*** Records shown ***

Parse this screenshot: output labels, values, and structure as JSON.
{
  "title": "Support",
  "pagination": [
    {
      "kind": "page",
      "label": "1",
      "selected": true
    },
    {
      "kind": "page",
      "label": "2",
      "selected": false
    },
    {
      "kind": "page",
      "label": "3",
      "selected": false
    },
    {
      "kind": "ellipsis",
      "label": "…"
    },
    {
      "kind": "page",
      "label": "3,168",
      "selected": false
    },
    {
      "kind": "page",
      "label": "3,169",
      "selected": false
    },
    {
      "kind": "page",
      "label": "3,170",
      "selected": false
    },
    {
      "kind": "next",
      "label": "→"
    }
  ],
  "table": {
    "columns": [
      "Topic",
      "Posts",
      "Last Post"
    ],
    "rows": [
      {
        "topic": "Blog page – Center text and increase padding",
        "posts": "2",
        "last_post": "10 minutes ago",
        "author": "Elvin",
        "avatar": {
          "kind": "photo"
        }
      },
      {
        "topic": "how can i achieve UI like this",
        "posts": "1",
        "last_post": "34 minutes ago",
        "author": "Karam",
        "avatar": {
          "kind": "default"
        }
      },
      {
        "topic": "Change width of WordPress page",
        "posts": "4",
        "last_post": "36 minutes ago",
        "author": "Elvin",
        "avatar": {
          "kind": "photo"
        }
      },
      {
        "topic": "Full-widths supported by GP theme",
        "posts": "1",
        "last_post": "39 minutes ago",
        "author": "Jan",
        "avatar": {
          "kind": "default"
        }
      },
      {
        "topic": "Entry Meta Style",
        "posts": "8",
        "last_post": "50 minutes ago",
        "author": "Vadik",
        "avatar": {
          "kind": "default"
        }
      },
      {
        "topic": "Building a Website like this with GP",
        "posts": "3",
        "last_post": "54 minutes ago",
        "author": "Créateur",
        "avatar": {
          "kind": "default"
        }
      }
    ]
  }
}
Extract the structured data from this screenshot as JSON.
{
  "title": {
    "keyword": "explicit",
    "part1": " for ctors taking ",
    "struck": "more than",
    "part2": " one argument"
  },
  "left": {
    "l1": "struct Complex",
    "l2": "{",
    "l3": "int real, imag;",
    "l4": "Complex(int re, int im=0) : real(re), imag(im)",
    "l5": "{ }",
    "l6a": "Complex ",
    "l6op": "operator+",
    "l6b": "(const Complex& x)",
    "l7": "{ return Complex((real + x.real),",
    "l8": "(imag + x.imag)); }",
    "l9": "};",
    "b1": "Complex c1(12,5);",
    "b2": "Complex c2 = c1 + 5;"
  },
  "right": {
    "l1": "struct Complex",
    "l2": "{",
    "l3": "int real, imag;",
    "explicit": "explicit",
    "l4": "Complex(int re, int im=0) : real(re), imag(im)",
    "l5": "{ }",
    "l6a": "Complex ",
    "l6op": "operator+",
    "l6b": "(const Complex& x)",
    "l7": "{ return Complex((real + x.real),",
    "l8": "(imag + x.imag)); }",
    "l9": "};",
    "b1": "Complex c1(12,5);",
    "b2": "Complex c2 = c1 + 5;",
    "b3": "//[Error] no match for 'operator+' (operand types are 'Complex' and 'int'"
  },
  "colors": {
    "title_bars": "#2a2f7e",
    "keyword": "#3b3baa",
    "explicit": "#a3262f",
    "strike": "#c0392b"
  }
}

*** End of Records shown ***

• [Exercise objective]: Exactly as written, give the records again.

• [Solved problem]:
Parse this screenshot: output labels, values, and structure as JSON.
{
  "title": "Support",
  "pagination": [
    {
      "kind": "page",
      "label": "1",
      "selected": true
    },
    {
      "kind": "page",
      "label": "2",
      "selected": false
    },
    {
      "kind": "page",
      "label": "3",
      "selected": false
    },
    {
      "kind": "ellipsis",
      "label": "…"
    },
    {
      "kind": "page",
      "label": "3,168",
      "selected": false
    },
    {
      "kind": "page",
      "label": "3,169",
      "selected": false
    },
    {
      "kind": "page",
      "label": "3,170",
      "selected": false
    },
    {
      "kind": "next",
      "label": "→"
    }
  ],
  "table": {
    "columns": [
      "Topic",
      "Posts",
      "Last Post"
    ],
    "rows": [
      {
        "topic": "Blog page – Center text and increase padding",
        "posts": "2",
        "last_post": "10 minutes ago",
        "author": "Elvin",
        "avatar": {
          "kind": "photo"
        }
      },
      {
        "topic": "how can i achieve UI like this",
        "posts": "1",
        "last_post": "34 minutes ago",
        "author": "Karam",
        "avatar": {
          "kind": "default"
        }
      },
      {
        "topic": "Change width of WordPress page",
        "posts": "4",
        "last_post": "36 minutes ago",
        "author": "Elvin",
        "avatar": {
          "kind": "photo"
        }
      },
      {
        "topic": "Full-widths supported by GP theme",
        "posts": "1",
        "last_post": "39 minutes ago",
        "author": "Jan",
        "avatar": {
          "kind": "default"
        }
      },
      {
        "topic": "Entry Meta Style",
        "posts": "8",
        "last_post": "50 minutes ago",
        "author": "Vadik",
        "avatar": {
          "kind": "default"
        }
      },
      {
        "topic": "Building a Website like this with GP",
        "posts": "3",
        "last_post": "54 minutes ago",
        "author": "Créateur",
        "avatar": {
          "kind": "default"
        }
      }
    ]
  }
}
Extract the structured data from this screenshot as JSON.
{
  "title": {
    "keyword": "explicit",
    "part1": " for ctors taking ",
    "struck": "more than",
    "part2": " one argument"
  },
  "left": {
    "l1": "struct Complex",
    "l2": "{",
    "l3": "int real, imag;",
    "l4": "Complex(int re, int im=0) : real(re), imag(im)",
    "l5": "{ }",
    "l6a": "Complex ",
    "l6op": "operator+",
    "l6b": "(const Complex& x)",
    "l7": "{ return Complex((real + x.real),",
    "l8": "(imag + x.imag)); }",
    "l9": "};",
    "b1": "Complex c1(12,5);",
    "b2": "Complex c2 = c1 + 5;"
  },
  "right": {
    "l1": "struct Complex",
    "l2": "{",
    "l3": "int real, imag;",
    "explicit": "explicit",
    "l4": "Complex(int re, int im=0) : real(re), imag(im)",
    "l5": "{ }",
    "l6a": "Complex ",
    "l6op": "operator+",
    "l6b": "(const Complex& x)",
    "l7": "{ return Complex((real + x.real),",
    "l8": "(imag + x.imag)); }",
    "l9": "};",
    "b1": "Complex c1(12,5);",
    "b2": "Complex c2 = c1 + 5;",
    "b3": "//[Error] no match for 'operator+' (operand types are 'Complex' and 'int'"
  },
  "colors": {
    "title_bars": "#2a2f7e",
    "keyword": "#3b3baa",
    "explicit": "#a3262f",
    "strike": "#c0392b"
  }
}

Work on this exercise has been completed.